Critical Cinema
Outside the box


Amidst all the masala, item numbers, and commodity fetishism, it is sometimes difficult to think of Bollywood as having anything to do with art. Around here, 'art' always means something more serious, something that Smita Patel used to do, something that doesn't involve the conventional frolicking. Bollywood may be the biggest hub in South Asia for art and culture, but its perception is neither artful nor \'cultured\'.

In the last month, however, we saw a couple of Bollywood's biggest and scarcest stars come out with films that insist on art's power. First there was Madhuri Dixit, breaking her five-year hiatus for Aaja Nachle by cinematographer-turned-director Anil Mehta, a project that must have seemed very close to her heart. And then last week there was Aamir Khan making his directorial debut with Taare Zameen Par.

Nachle is a story of Dia (Madhuri Dixit), who, in youthful bohemianism, has lost her family and town for theatre, dance, music, love, pleasure and passion. She has returned to her hometown Shamli to stop an old amphitheatre from being converted into a shopping mall and to remind the locals of the value of art. Taare, on the other hand, depicts the world of a dyslexic but inventive moppet, Ishaan, played by Darsheel Safary, whose painterly talent is almost failed by the standardised education system and its nefarious corpus of teachers (that is, until Aamir Khan shows up with his lily-white virtues).

The two films actually have very little in common, but seen together a new kind of cultural theory springs up from them. Well, perhaps not so new because Nachle and Taare also speak, like those who deal with art and culture, the language of value instead of price, of whimsy instead of utility. But with massive socioeconomic shifts on the ground, that typically blind insistence of 'capitalism-eats-tradition' no longer suffices. In critiquing India's modern middle-class ideologies, these films have had to be more nuanced about asserting the unrecompensed pursuit of art and human cultivation in a society obsessed with measuring proceeds.

Unfortunately, these lessons on art do make serious artistic blunders. A film about inspiration, Nachle is itself utterly uninspired. With Madhuri around, you expect at least some matchless dancing; but choreographer Vaibhavi Merchant produces the most hackneyed moves. Taare has some brilliant moments but Khan's filmmaking lacks subtlety and his characters are mere caricatures.

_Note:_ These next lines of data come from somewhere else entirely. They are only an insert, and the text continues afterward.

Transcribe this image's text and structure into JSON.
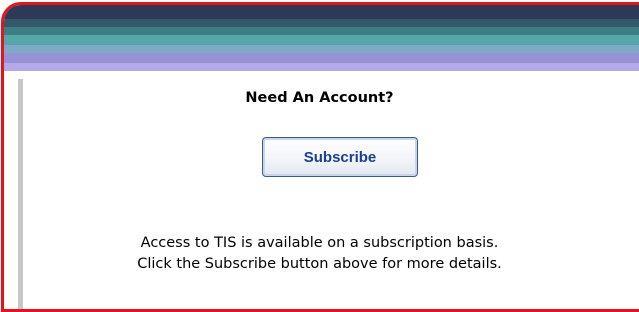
{
  "panel": {
    "heading": "Need An Account?",
    "subscribe_label": "Subscribe",
    "info_lines": [
      "Access to TIS is available on a subscription basis.",
      "Click the Subscribe button above for more details."
    ]
  },
  "colors": {
    "frame_border": "#e8121a",
    "button_text": "#1b3f8f",
    "header_top": "#2c3a55",
    "header_bottom": "#b4a8e8"
  }
}
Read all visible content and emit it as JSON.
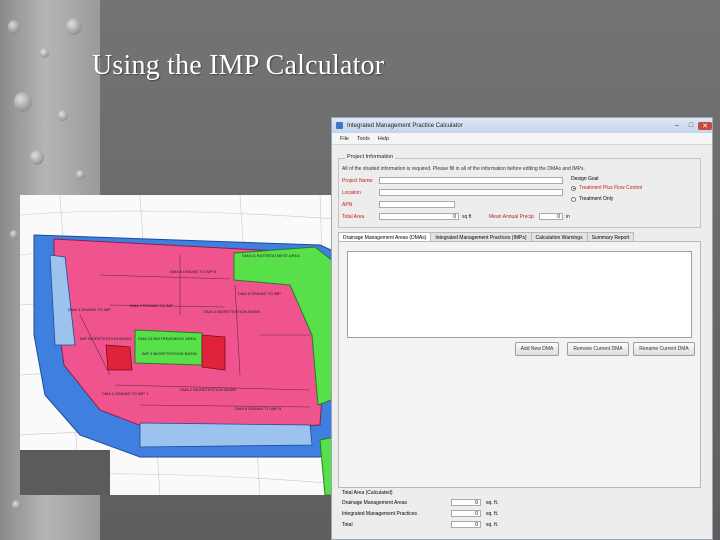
{
  "slide": {
    "title": "Using the IMP Calculator"
  },
  "map": {
    "labels": [
      "DMA 11 BIOTREATMENT AREA",
      "DMA 5 DRAINS TO IMP 5",
      "DMA 6 DRAINS TO IMP",
      "DMA 4 BIORETENTION BASIN",
      "DMA 3 DRAINS TO IMP",
      "DMA 7 DRAINS TO IMP",
      "DMA 10 BIOTREATMENT AREA",
      "IMP BIORETENTION BASIN",
      "IMP 3 BIORETENTION BASIN",
      "DMA 2 BIORETENTION BASIN",
      "DMA 8 DRAINS TO IMP 8",
      "DMA 1 DRAINS TO IMP 1"
    ]
  },
  "window": {
    "title": "Integrated Management Practice Calculator",
    "menu": [
      "File",
      "Tools",
      "Help"
    ],
    "project": {
      "group_title": "Project Information",
      "note": "All of the shaded information is required. Please fill in all of the information before editing the DMAs and IMPs.",
      "name_label": "Project Name:",
      "location_label": "Location",
      "apn_label": "APN",
      "total_area_label": "Total Area",
      "total_area_value": "0",
      "total_area_unit": "sq ft",
      "precip_label": "Mean Annual Precip",
      "precip_value": "0",
      "precip_unit": "in",
      "design_goal_label": "Design Goal",
      "goal_options": [
        "Treatment Plus Flow Control",
        "Treatment Only"
      ]
    },
    "tabs": [
      "Drainage Management Areas (DMAs)",
      "Integrated Management Practices (IMPs)",
      "Calculation Warnings",
      "Summary Report"
    ],
    "buttons": {
      "add": "Add New DMA",
      "remove": "Remove Current DMA",
      "rename": "Rename Current DMA"
    },
    "totals": {
      "title": "Total Area (Calculated)",
      "rows": [
        {
          "label": "Drainage Management Areas",
          "value": "0",
          "unit": "sq. ft."
        },
        {
          "label": "Integrated Management Practices",
          "value": "0",
          "unit": "sq. ft."
        },
        {
          "label": "Total",
          "value": "0",
          "unit": "sq. ft."
        }
      ]
    }
  }
}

But if allowed, both the films will have you thinking about the place of art in our over-commercialised societies. And thankfully, it's not the kind of art that you venerate demurely. Here, the world of art is the same as the world of fun; and the world of fun is the same as the world of subversion. So you have in Nachle the seditious love affair of Laila-Majnu performed flippantly by Konkona Sen Sharma and Kunal Kapoor. And in the most beautiful sequence of Taare, insubordinate Ishaan skips school to explore the streets of Mumbai, in order having the most visual and tactile experience of the city's enamoring textures.

When art classes are the first to be cut from schools and art columns the most dispensable to newspapers, it is nice to be reminded how great it is sometimes to linger outside the box, out of the boundaries.

(11 JAN 2013 - 17 JAN 2013)